How Does a Defendant’s Mental State Affect a Criminal Case?

When a person commits, or is charged of committing, a crime in Massachusetts, they are given the opportunity to defend themselves against charges. During their defense, the court will consider all factors relevant to the defendant’s case, including the defendant’s mental state at the time the crime was committed and their ability to stand trial. The following considers two aspects of mental state that are critical in a criminal case: competency to stand trial and the insanity defense.

Competency to Stand Trial

First, a review of how a defendant’s mental state affects their ability to stand trial. For a person to be determined to be competent to withstand trial, they must:

Understand the charges against them;
Understand that they are being charged with a crime; and
Understand the roles of the prosecutor, judge, jury, and their own defense attorney.

If a person is found to be mentally incompetent to stand trial, then the defendant typically will receive mental health services until they are restored to a point where withstanding trial is possible.

Criminal Trial and Insanity

The insanity defense is very different than incompetence to stand trial, the latter of which is based on the defendant’s mental state at the time the trial is to take place. The insanity defense in Massachusetts seeks to prove that the defendant lacks “criminal responsibility” due to the fact that they were not sane at the time the crime was committed. The law in Massachusetts reads that a person lacks criminal responsibility if they have a mental disease or defect, and because of that mental disease or defect they:

Are unable to understand the criminality or wrongfulness of their conduct; or Are unable to conform their conduct to be within the parameters of the law.

Proving insanity requires the opinions of psychiatric experts.
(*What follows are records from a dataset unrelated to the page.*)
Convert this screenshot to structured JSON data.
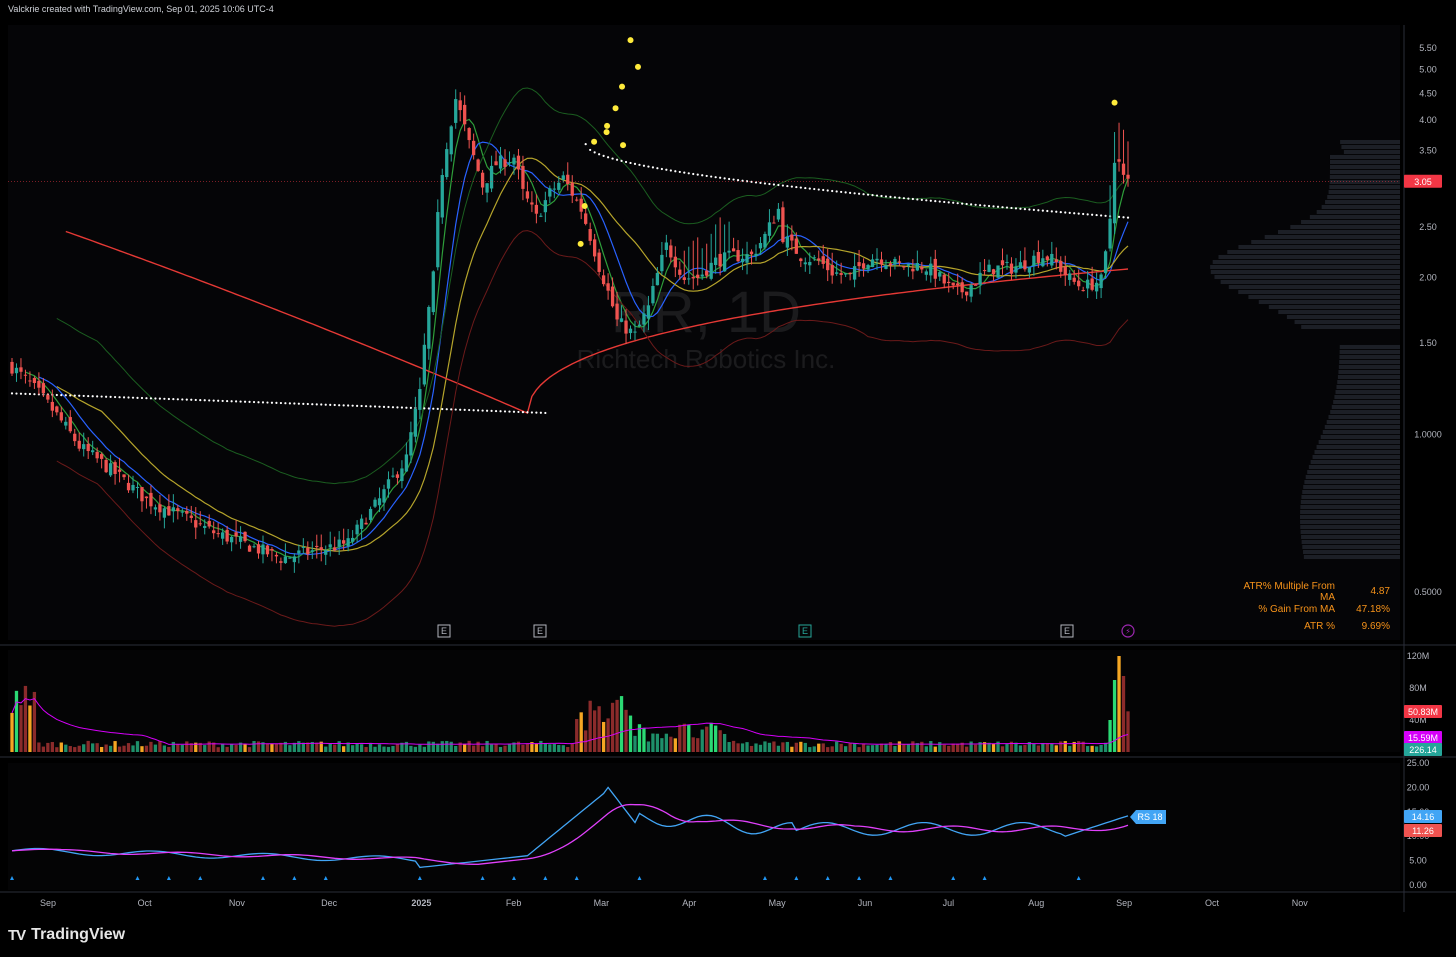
{
  "header": {
    "attribution": "Valckrie created with TradingView.com, Sep 01, 2025 10:06 UTC-4"
  },
  "brand": {
    "logo_text": "TV",
    "name": "TradingView"
  },
  "watermark": {
    "symbol": "RR, 1D",
    "company": "Richtech Robotics Inc."
  },
  "stats": [
    {
      "label": "ATR% Multiple From MA",
      "value": "4.87"
    },
    {
      "label": "% Gain From MA",
      "value": "47.18%"
    },
    {
      "label": "ATR %",
      "value": "9.69%"
    }
  ],
  "colors": {
    "background": "#000000",
    "up": "#26a69a",
    "down": "#ef5350",
    "ma_red": "#e53935",
    "ma_yellow": "#b5a42b",
    "ma_green": "#2e9e3a",
    "ma_blue": "#2962ff",
    "rs_line": "#42a5f5",
    "rs_ma": "#e040fb",
    "vol_ma": "#d500f9",
    "pivot_dots": "#ffeb3b",
    "last_price": "#f23645"
  },
  "chart_data": [
    {
      "type": "candlestick",
      "title": "RR, 1D",
      "subtitle": "Richtech Robotics Inc.",
      "y_axis_ticks": [
        "5.50",
        "5.00",
        "4.50",
        "4.00",
        "3.50",
        "3.05",
        "2.50",
        "2.00",
        "1.50",
        "1.0000",
        "0.5000"
      ],
      "y_scale": "log",
      "ylim": [
        0.5,
        5.5
      ],
      "last_price": "3.05",
      "x_axis_labels": [
        "Sep",
        "Oct",
        "Nov",
        "Dec",
        "2025",
        "Feb",
        "Mar",
        "Apr",
        "May",
        "Jun",
        "Jul",
        "Aug",
        "Sep",
        "Oct",
        "Nov"
      ],
      "earnings_markers": [
        "E",
        "E",
        "E",
        "E"
      ],
      "pivot_highs": [
        5.4,
        4.8,
        4.4,
        4.0,
        3.7,
        3.6,
        3.4,
        3.45,
        2.6,
        2.2,
        4.1
      ],
      "series_summary": [
        {
          "period": "Sep-Nov 2024",
          "range": [
            0.55,
            1.6
          ]
        },
        {
          "period": "Dec 2024",
          "range": [
            0.8,
            2.2
          ]
        },
        {
          "period": "Jan 2025",
          "range": [
            2.5,
            5.2
          ]
        },
        {
          "period": "Feb 2025",
          "range": [
            2.5,
            3.4
          ]
        },
        {
          "period": "Mar 2025",
          "range": [
            1.45,
            2.5
          ]
        },
        {
          "period": "Apr-May 2025",
          "range": [
            1.9,
            2.9
          ]
        },
        {
          "period": "Jun-Aug 2025",
          "range": [
            1.75,
            2.3
          ]
        },
        {
          "period": "late Aug 2025",
          "range": [
            2.0,
            3.9
          ]
        }
      ],
      "moving_averages": [
        {
          "color": "#e53935",
          "start": 2.45,
          "low": 1.1,
          "end": 2.08
        },
        {
          "color": "#ffffff",
          "style": "dotted",
          "start": 1.2,
          "mid": 3.3,
          "end": 2.6
        }
      ]
    },
    {
      "type": "bar",
      "title": "Volume",
      "y_axis_ticks": [
        "120M",
        "80M",
        "40M"
      ],
      "labels": [
        "50.83M",
        "15.59M",
        "226.14"
      ],
      "label_colors": [
        "#f23645",
        "#d500f9",
        "#26a69a"
      ],
      "peak_value": 120
    },
    {
      "type": "line",
      "title": "RS",
      "y_axis_ticks": [
        "25.00",
        "20.00",
        "15.00",
        "10.00",
        "5.00",
        "0.00"
      ],
      "series": [
        {
          "name": "RS 18",
          "last": "14.16",
          "color": "#42a5f5"
        },
        {
          "last": "11.26",
          "color": "#e040fb"
        }
      ],
      "peak_value": 21
    }
  ]
}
Using the insanity defense to achieve an outcome of not guilty is rare, although it can be invoked when a person is seriously mentally ill. An article in, which cites the American Psychiatric Association, explains that when people are acquitted of a crime due to insanity, they often spend twice as much time in a psychiatric institution as they would in a correctional facility.

How Our Experienced Massachusetts Criminal Defense Attorney Can Help

A defendant’s mental state at the time that a crime was committed, and at the time that a trial is set to take place, can have a significant effect on the outcome of a case. If you are the loved one a person whom you believe to be too mentally incompetent to stand trial, or whom you believe was lacking sanity at the time that a crime was committed, it is crucial that you reach out to our experienced Massachusetts criminal defense attorney at The Law Offices of Paul R. Moraski. Paul Moraski has represented those who are mentally unfit to stand trial in the past, and understands Massachusetts’ laws regarding mental incompetence and insanity. Please contact Paul today on his cellphone to schedule a free case review at (978) 397-0011.